The mission.

To pilot the introduction of the Employer Standards in a specific area and understand what might influence employer behaviour with regards to engaging with and adopting them in future.   

An employer discussing a contract with an employee in an office setting

The research.

Providing behavioural science expertise to design the pilot  

After an inspiring meeting between Social Change and CEC, a behavioural workshop and review of the existing Employer Standards, we designed a six-week pilot to test different messaging to encourage engagement with the Standards. The test variable was the messaging used in communications to encourage employers to complete the self-assessment and adhere to the Employer Standards. These messages focused upon different reasons for employers to engage in these behaviours to explore what is most likely to incentivise and motivate them to do so. Specifically, we wanted to test whether employers would be more motivated by what the Employer Standards can do for them, what they can do for others, or a mixture of these two outcomes. 

An employer in a factory setting, assessing standards and making notes.

What we did.

Delivering the pilot 

In our pilot phase, participants were divided into four distinctive groups.: Group A received 'control' messaging (no incentivising language), Group B 'for you' messaging (focusing on benefits to them as Employers), Group C 'for others' messaging (focusing on benefits to young people) and Group D a mixture of 'for them' and 'for others'. Each groups messages varied, however all groups shared uniform communication methods—5 newsletters and 2 webinars. This strategic approach allowed us to understand what truly resonates, paving the way for impactful, tailored campaigns in the future. 

The impact.

During the pilot, participants initially showed significant interest in early communications. However, engagement dwindled as the pilot progressed. Overall, the 'for others' group, centred around altruism, remained the most engaged across content types. This suggests that employers might be more receptive to messages emphasizing how Employer Standards can positively impact young people's futures, indicating this altruistic approach could be a potent motivator, surpassing even personal and business benefits. 
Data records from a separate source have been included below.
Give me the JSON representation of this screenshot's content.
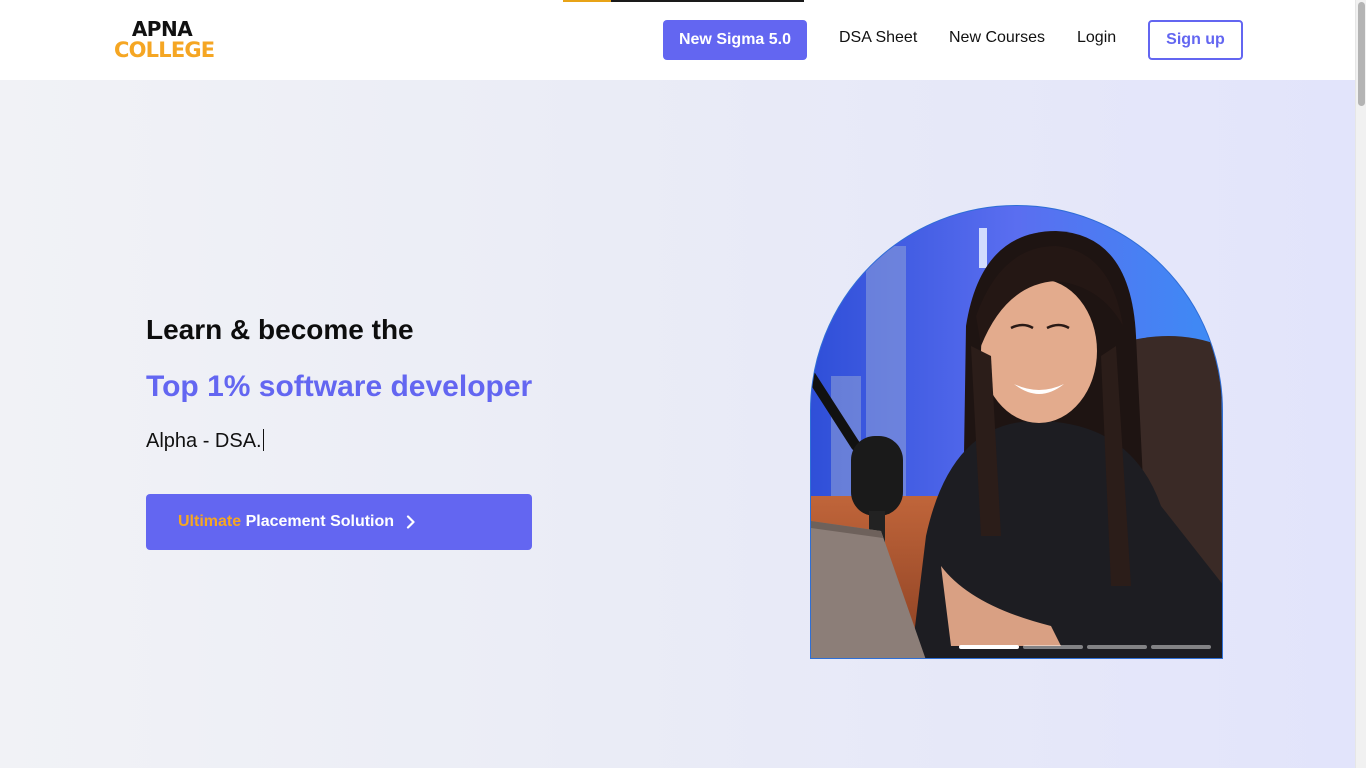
{
  "header": {
    "logo_line1": "APNA",
    "logo_line2": "COLLEGE",
    "nav": {
      "sigma_label": "New Sigma 5.0",
      "dsa_sheet_label": "DSA Sheet",
      "new_courses_label": "New Courses",
      "login_label": "Login",
      "signup_label": "Sign up"
    },
    "top_progress_fraction": 0.2
  },
  "hero": {
    "title": "Learn & become the",
    "highlight": "Top 1% software developer",
    "typed_text": "Alpha - DSA.",
    "cta": {
      "accent_label": "Ultimate",
      "label": "Placement Solution",
      "icon": "chevron-right-icon"
    },
    "image_slide_dots": 4,
    "active_slide": 1
  },
  "colors": {
    "brand_primary": "#6366f1",
    "brand_accent": "#f5a623",
    "text_dark": "#111111",
    "hero_bg_start": "#f1f2f6",
    "hero_bg_end": "#e2e4fb"
  }
}
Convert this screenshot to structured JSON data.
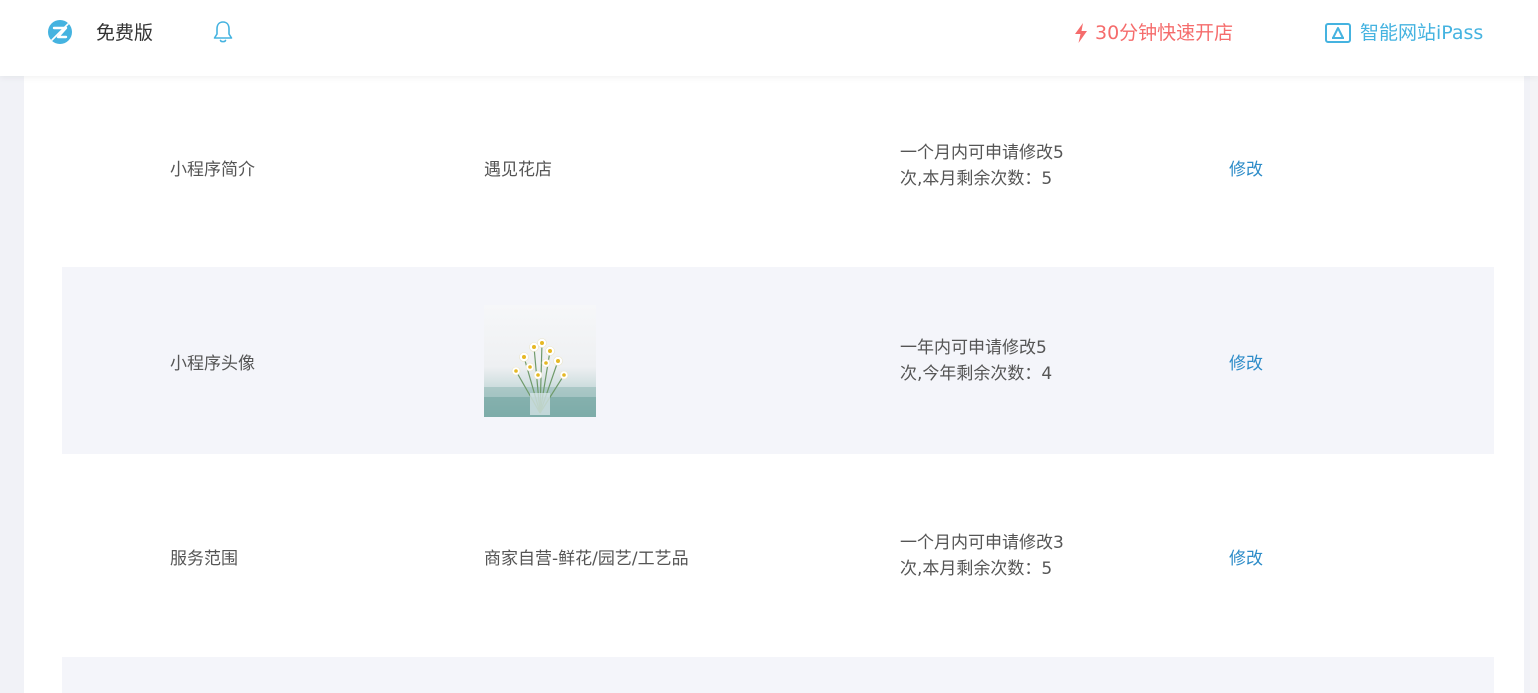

43 pilot participants
4 groups receiving different messaging
7 pieces of content delivered
5 key recommendations provided to the client